Encouraged by efforts to develop vaccines and treatments for COVID-19, Live Nation President Joe Berchtold said he believes Live Nation will be able to start selling tickets by the end of the year to newly booked summer 2021 shows.

“This is a place where our management of a large number of buildings comes to our advantage—we can manage the [safety and health] process faster than we would otherwise,” he said. Rapino expects a “high utilization of amphitheaters” next year between new tours and rescheduled ones.

The key is being safe, Rapino noted: “We won’t be doing DJ sets in the Hamptons anytime soon.”

In multiple instances, Rapino and Berchtold referenced one stat: 86% of all ticketholders have held onto their tickets for rescheduled 2021 shows after being given the option of a refund. In addition, two-thirds of fans are keeping tickets for canceled festivals to next year’s show. In addition, festivals in the U.K. next summer, Download and Isle of Wight for example, are pacing ahead of 2020 sales.

One other advantage, Rapino noted, was that any shows booked for 2020 that weren’t selling well have been canceled, leaving next year’s schedule filled with shows that were “selling well and high demand.”

In terms of numbers, Live Nation targeted cost cuts of more than $800m and reduced cash usage by $1.4b in Q2. Between 4/1 and 6/30, the promoter staged 24 concerts in North America, compared to 7,213 in the same period a year earlier, due to the pandemic.

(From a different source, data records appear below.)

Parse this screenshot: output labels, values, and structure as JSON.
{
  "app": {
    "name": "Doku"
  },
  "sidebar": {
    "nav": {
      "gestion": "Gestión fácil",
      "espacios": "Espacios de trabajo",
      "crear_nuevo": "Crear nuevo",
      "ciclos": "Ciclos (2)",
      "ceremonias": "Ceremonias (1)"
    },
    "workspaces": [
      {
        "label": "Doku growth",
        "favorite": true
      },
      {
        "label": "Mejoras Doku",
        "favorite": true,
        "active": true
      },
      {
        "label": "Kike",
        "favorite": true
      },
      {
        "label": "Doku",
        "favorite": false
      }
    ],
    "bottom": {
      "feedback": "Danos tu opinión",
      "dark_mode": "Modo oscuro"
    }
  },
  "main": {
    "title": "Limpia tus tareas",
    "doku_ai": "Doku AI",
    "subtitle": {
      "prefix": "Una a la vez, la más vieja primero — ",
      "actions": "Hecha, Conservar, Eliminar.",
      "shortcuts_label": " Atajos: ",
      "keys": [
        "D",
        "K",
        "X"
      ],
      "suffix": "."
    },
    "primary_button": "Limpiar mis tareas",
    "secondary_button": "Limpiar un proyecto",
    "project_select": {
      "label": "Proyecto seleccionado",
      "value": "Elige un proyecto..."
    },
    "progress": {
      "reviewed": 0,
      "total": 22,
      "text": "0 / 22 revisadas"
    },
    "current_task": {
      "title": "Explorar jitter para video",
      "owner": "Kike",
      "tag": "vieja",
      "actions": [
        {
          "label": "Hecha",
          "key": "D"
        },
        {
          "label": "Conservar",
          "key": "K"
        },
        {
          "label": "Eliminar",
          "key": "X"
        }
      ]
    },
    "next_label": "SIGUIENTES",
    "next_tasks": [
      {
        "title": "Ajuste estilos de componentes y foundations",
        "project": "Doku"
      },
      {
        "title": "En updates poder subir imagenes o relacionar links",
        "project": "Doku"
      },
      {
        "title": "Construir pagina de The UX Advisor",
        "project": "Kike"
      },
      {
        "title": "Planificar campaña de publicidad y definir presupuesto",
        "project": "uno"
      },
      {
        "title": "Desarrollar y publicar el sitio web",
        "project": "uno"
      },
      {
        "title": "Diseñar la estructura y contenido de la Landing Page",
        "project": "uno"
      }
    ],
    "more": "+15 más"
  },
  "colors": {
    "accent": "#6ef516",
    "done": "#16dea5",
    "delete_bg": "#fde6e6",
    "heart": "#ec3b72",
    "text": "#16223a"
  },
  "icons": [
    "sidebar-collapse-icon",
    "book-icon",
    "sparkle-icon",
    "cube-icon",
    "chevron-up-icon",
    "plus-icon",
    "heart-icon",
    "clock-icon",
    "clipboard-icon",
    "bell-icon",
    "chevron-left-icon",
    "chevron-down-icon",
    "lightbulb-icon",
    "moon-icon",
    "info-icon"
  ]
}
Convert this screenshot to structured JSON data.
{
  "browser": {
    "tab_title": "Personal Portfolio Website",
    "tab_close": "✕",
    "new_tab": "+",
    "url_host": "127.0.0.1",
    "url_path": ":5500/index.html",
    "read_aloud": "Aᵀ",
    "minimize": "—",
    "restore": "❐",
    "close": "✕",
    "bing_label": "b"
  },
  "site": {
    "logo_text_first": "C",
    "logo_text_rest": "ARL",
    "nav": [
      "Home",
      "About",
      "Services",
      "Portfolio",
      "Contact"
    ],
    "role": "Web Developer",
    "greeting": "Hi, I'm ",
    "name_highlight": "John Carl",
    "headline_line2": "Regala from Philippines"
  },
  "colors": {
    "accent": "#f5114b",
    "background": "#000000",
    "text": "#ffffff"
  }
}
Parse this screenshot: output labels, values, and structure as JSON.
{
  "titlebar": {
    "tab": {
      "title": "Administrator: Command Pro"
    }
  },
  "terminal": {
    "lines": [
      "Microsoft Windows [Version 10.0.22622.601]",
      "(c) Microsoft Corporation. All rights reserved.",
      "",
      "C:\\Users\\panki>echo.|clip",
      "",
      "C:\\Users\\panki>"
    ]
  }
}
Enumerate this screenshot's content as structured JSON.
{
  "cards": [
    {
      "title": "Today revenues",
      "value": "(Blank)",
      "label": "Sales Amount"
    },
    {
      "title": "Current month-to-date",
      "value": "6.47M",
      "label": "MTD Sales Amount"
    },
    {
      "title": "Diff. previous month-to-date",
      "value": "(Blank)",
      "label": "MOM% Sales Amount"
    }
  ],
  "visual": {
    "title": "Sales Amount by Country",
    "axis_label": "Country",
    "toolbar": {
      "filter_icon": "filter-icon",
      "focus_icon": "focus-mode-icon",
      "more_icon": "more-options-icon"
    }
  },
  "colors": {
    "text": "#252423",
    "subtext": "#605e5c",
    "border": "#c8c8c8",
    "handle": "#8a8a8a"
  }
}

The company had total cash and cash equivalents of $3.3b, which includes $1.8b of free cash as of 6/30. The company also has $966m of available debt capacity. The estimated gross burn rate has been reduced to $185m per month.

In the second quarter, Live Nation’s only income was $141.8m in concert revenue and $18.4m in sponsorships and advertising. Ticketmaster refunded $110m in service fees.

While Rapino said the company would be looking at new products and services without giving any details, he did note that virtual concerts would be sticking around. More than 18,000 virtual concerts from Live Nation were viewed 67m times in Q2.

Rapino reports, “we are seeing the potential for livestreaming to become an additional long-term component of our concert business, allowing fans in other cities, or those who can’t attend, to enjoy the concert as well.”